- McDonald’s: McDonald’s has been at the heart of the minimum wage debate because the fight for a $15 minimum wage mostly started with fast food workers. McDonald’s hasn’t gone to $15 yet, but it did commit in 2016 to paying at least $1 per hour more than what local minimum wage laws demanded. For 90,000 workers, that shift moved wages from around $9 per hour to $9.90.
- Target: Target raised its minimum wage to$12 per hour for all employees in 2018. The company also announced plans to hit a $15 minimum wage by the end of 2020.
- Shake Shack: Shake Shack has become well-known for paying its employees more than what minimum wage laws require.
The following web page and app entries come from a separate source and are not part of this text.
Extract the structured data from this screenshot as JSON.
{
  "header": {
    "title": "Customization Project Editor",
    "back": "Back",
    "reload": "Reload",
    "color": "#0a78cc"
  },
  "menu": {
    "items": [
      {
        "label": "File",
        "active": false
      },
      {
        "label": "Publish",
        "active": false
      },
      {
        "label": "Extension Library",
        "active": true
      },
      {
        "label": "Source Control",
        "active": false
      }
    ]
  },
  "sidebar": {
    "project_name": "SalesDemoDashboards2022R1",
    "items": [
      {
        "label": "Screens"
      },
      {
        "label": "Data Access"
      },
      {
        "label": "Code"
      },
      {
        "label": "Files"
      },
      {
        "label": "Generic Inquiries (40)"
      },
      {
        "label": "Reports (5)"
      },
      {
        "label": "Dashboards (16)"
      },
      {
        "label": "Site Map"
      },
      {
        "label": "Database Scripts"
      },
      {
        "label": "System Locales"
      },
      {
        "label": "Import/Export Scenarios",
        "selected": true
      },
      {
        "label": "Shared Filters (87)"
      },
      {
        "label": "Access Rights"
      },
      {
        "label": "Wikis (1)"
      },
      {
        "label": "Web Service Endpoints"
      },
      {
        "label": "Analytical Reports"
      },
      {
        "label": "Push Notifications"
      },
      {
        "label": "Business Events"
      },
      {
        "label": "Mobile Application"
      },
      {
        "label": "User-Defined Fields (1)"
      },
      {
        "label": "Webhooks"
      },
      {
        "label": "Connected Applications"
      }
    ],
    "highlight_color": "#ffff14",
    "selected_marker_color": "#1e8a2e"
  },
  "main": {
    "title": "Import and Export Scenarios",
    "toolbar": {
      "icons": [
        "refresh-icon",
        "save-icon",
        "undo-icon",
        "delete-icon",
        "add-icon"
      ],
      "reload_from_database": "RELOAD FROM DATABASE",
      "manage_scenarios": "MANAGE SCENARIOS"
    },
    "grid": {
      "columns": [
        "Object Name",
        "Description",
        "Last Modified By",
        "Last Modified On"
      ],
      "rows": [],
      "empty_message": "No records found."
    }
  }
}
According to Glassdoor, employees with the company make an average of $10.89.
- The Home Depot: The Home Depot raised its minimum wage to $11 per hour in 2018. Like Walmart, the company doled out one-time bonuses to workers based on duration of employment.
- CVS: CVS was complimentary of the 2018 tax overhaul. The drugstore and pharmacy chain responded to gains by increasing its minimum wage from $9 to $11.
- Gap: Retail clothing brand Gap raised its minimum wage to $9 back in 2014. In 2018, the company announced another increase to at least $10 per hour for all sales associates.
- In-N-Out: “We start all our new associates out at a minimum of $12.00 an hour for one simple reason…you are important to us!” reads the In-N-Out website. The company also offers ample opportunities for advancement. Restaurant managers can make $160,000 per year without a college degree.
- Lowe’s: According to Payscale.com, most positions with Lowe’s—including on-the-floor sales associates—make at least $11 per hour. Company-wide, the average hourly wage is reportedly $13.36.
- Starbucks: Employees for Starbucks earn an average of $10.61 per hour based on Payscale statistics. The company has one of the most revered benefits programs in the retail/food service sector.
- Best Buy: While Best Buy does not have a set corporate minimum wage, the company has a reputation for paying better wages than many other retail brands. According to Payscale, Best Buy’s average hourly wage is $12.
- Verizon: Customer service jobs with Verizon almost always pay a few dollars above local minimum wage requirements. $9 or $10 is the low-end range for these jobs based on Payscale data, and the average hourly wage for employees across the company is over $18.
- Trader Joe’s: Trader Joe's repeatedly ranks highly on “good places to work” lists thanks in part to its employee compensation and benefits. Employees make an average hourly minimum of $13.29 according to Glassdoor. All employees who work 15 hours per week or more are eligible for health, dental, and vision benefits.
- IKEA: In June 2014, IKEA bumped up its minimum wage to $10.76 per hour. A year and a half later, the Swedish retailer added another 10 percent hike, raising the minimum wage in United States stores to $11.87.
- Walgreens: In March 2018, following similar announcements by companies like Walmart and Target, Walgreens announced that it would raise its company-wide minimum wage to $11 per hour.
These employers are not the only ones taking steps to pay their workers more. With no increase in the federal minimum wage in sight, it is likely that more and more companies will start taking matters into their own hands.
Paying competitive hourly rates is a healthy choice for branding and helps attract talent within a robust economy that has created a job seeker’s market. Job seekers can reap the market’s benefits by seeking positions with one of the 25 companies listed above.
About Michael Klazema The author
Michael Klazema is Chief Marketing Technologist at EY-VODW.com and has over two decades of experience in digital consulting, online product management, and technology innovation. He is the lead author and editor for Dallas-based backgroundchecks.com with a focus on human resource and employment screening developments.